● **Description of the task**:
Every record below is to be restated verbatim, though its images are not.

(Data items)

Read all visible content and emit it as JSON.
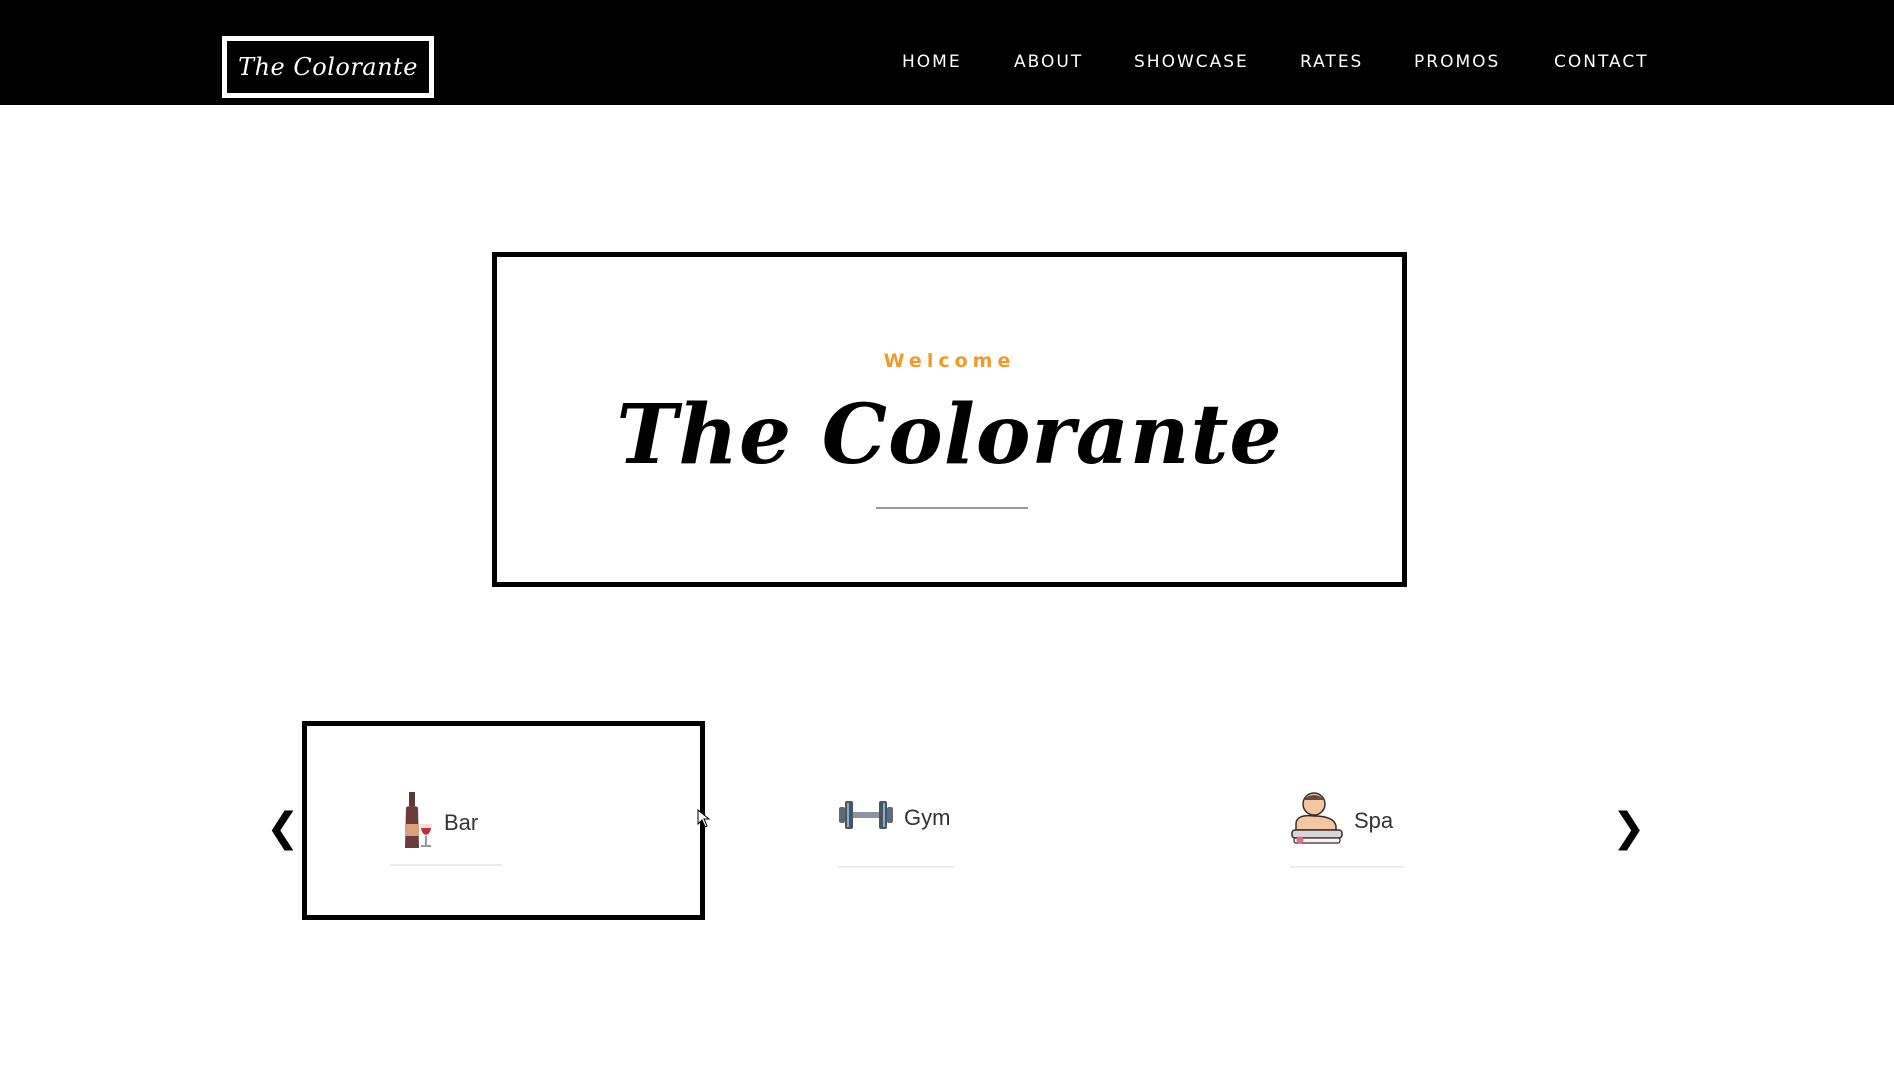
{
  "header": {
    "logo_text": "The Colorante",
    "nav": [
      {
        "label": "HOME"
      },
      {
        "label": "ABOUT"
      },
      {
        "label": "SHOWCASE"
      },
      {
        "label": "RATES"
      },
      {
        "label": "PROMOS"
      },
      {
        "label": "CONTACT"
      }
    ]
  },
  "hero": {
    "eyebrow": "Welcome",
    "title": "The Colorante"
  },
  "carousel": {
    "prev_icon": "chevron-left-icon",
    "next_icon": "chevron-right-icon",
    "prev_glyph": "❮",
    "next_glyph": "❯",
    "items": [
      {
        "label": "Bar",
        "icon": "wine-bottle-icon"
      },
      {
        "label": "Gym",
        "icon": "dumbbell-icon"
      },
      {
        "label": "Spa",
        "icon": "spa-massage-icon"
      }
    ]
  },
  "colors": {
    "header_bg": "#000000",
    "accent": "#ef9a2a",
    "text": "#000000"
  }
}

● **Task output**:
Read all visible content and emit it as JSON.
{
  "header": {
    "logo_text": "The Colorante",
    "nav": [
      {
        "label": "HOME"
      },
      {
        "label": "ABOUT"
      },
      {
        "label": "SHOWCASE"
      },
      {
        "label": "RATES"
      },
      {
        "label": "PROMOS"
      },
      {
        "label": "CONTACT"
      }
    ]
  },
  "hero": {
    "eyebrow": "Welcome",
    "title": "The Colorante"
  },
  "carousel": {
    "prev_icon": "chevron-left-icon",
    "next_icon": "chevron-right-icon",
    "prev_glyph": "❮",
    "next_glyph": "❯",
    "items": [
      {
        "label": "Bar",
        "icon": "wine-bottle-icon"
      },
      {
        "label": "Gym",
        "icon": "dumbbell-icon"
      },
      {
        "label": "Spa",
        "icon": "spa-massage-icon"
      }
    ]
  },
  "colors": {
    "header_bg": "#000000",
    "accent": "#ef9a2a",
    "text": "#000000"
  }
}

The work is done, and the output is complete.